# Problem to work on
Repeat the data in full. Drop every picture.

# Data to use
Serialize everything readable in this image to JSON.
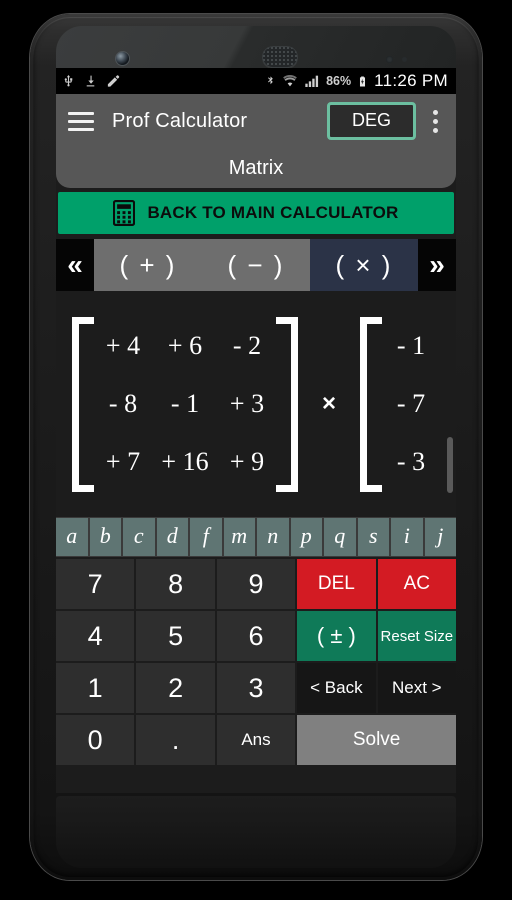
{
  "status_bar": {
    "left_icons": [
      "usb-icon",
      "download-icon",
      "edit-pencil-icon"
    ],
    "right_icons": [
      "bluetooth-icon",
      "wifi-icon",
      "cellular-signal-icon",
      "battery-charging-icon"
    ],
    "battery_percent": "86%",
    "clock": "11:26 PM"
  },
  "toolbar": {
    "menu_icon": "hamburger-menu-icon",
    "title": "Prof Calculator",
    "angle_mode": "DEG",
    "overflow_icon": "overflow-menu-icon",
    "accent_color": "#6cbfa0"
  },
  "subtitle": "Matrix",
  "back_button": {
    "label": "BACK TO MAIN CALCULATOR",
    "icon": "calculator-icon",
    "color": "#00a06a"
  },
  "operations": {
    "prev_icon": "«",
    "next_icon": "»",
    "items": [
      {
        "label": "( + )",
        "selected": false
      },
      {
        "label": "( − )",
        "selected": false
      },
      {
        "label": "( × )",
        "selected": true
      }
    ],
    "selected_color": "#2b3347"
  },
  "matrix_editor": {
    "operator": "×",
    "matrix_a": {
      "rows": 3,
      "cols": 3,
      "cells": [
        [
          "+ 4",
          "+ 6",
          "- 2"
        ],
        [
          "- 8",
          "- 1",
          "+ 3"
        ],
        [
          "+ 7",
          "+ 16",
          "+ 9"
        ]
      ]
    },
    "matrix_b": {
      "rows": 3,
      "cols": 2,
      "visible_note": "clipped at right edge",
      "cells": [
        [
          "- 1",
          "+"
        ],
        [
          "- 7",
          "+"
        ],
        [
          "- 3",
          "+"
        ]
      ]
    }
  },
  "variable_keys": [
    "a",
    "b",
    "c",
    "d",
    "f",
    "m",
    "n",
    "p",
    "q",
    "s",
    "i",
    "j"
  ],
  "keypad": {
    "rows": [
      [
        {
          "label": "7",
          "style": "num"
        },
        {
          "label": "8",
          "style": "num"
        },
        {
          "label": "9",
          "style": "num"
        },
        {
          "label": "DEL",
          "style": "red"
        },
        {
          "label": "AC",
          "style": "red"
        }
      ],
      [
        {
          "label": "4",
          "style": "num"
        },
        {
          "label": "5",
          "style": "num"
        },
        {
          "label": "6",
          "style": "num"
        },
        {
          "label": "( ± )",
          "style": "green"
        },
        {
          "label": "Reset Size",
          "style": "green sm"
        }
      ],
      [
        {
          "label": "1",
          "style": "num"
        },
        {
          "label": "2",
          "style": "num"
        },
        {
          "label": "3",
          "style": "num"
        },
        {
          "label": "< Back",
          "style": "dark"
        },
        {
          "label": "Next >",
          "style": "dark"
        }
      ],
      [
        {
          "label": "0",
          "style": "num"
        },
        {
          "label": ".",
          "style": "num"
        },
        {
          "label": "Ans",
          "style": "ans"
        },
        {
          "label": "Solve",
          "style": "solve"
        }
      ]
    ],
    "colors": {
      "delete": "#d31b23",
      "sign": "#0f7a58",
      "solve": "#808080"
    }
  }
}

# Output for this exercise
Serialize everything readable in this image to JSON.
{
  "status_bar": {
    "left_icons": [
      "usb-icon",
      "download-icon",
      "edit-pencil-icon"
    ],
    "right_icons": [
      "bluetooth-icon",
      "wifi-icon",
      "cellular-signal-icon",
      "battery-charging-icon"
    ],
    "battery_percent": "86%",
    "clock": "11:26 PM"
  },
  "toolbar": {
    "menu_icon": "hamburger-menu-icon",
    "title": "Prof Calculator",
    "angle_mode": "DEG",
    "overflow_icon": "overflow-menu-icon",
    "accent_color": "#6cbfa0"
  },
  "subtitle": "Matrix",
  "back_button": {
    "label": "BACK TO MAIN CALCULATOR",
    "icon": "calculator-icon",
    "color": "#00a06a"
  },
  "operations": {
    "prev_icon": "«",
    "next_icon": "»",
    "items": [
      {
        "label": "( + )",
        "selected": false
      },
      {
        "label": "( − )",
        "selected": false
      },
      {
        "label": "( × )",
        "selected": true
      }
    ],
    "selected_color": "#2b3347"
  },
  "matrix_editor": {
    "operator": "×",
    "matrix_a": {
      "rows": 3,
      "cols": 3,
      "cells": [
        [
          "+ 4",
          "+ 6",
          "- 2"
        ],
        [
          "- 8",
          "- 1",
          "+ 3"
        ],
        [
          "+ 7",
          "+ 16",
          "+ 9"
        ]
      ]
    },
    "matrix_b": {
      "rows": 3,
      "cols": 2,
      "visible_note": "clipped at right edge",
      "cells": [
        [
          "- 1",
          "+"
        ],
        [
          "- 7",
          "+"
        ],
        [
          "- 3",
          "+"
        ]
      ]
    }
  },
  "variable_keys": [
    "a",
    "b",
    "c",
    "d",
    "f",
    "m",
    "n",
    "p",
    "q",
    "s",
    "i",
    "j"
  ],
  "keypad": {
    "rows": [
      [
        {
          "label": "7",
          "style": "num"
        },
        {
          "label": "8",
          "style": "num"
        },
        {
          "label": "9",
          "style": "num"
        },
        {
          "label": "DEL",
          "style": "red"
        },
        {
          "label": "AC",
          "style": "red"
        }
      ],
      [
        {
          "label": "4",
          "style": "num"
        },
        {
          "label": "5",
          "style": "num"
        },
        {
          "label": "6",
          "style": "num"
        },
        {
          "label": "( ± )",
          "style": "green"
        },
        {
          "label": "Reset Size",
          "style": "green sm"
        }
      ],
      [
        {
          "label": "1",
          "style": "num"
        },
        {
          "label": "2",
          "style": "num"
        },
        {
          "label": "3",
          "style": "num"
        },
        {
          "label": "< Back",
          "style": "dark"
        },
        {
          "label": "Next >",
          "style": "dark"
        }
      ],
      [
        {
          "label": "0",
          "style": "num"
        },
        {
          "label": ".",
          "style": "num"
        },
        {
          "label": "Ans",
          "style": "ans"
        },
        {
          "label": "Solve",
          "style": "solve"
        }
      ]
    ],
    "colors": {
      "delete": "#d31b23",
      "sign": "#0f7a58",
      "solve": "#808080"
    }
  }
}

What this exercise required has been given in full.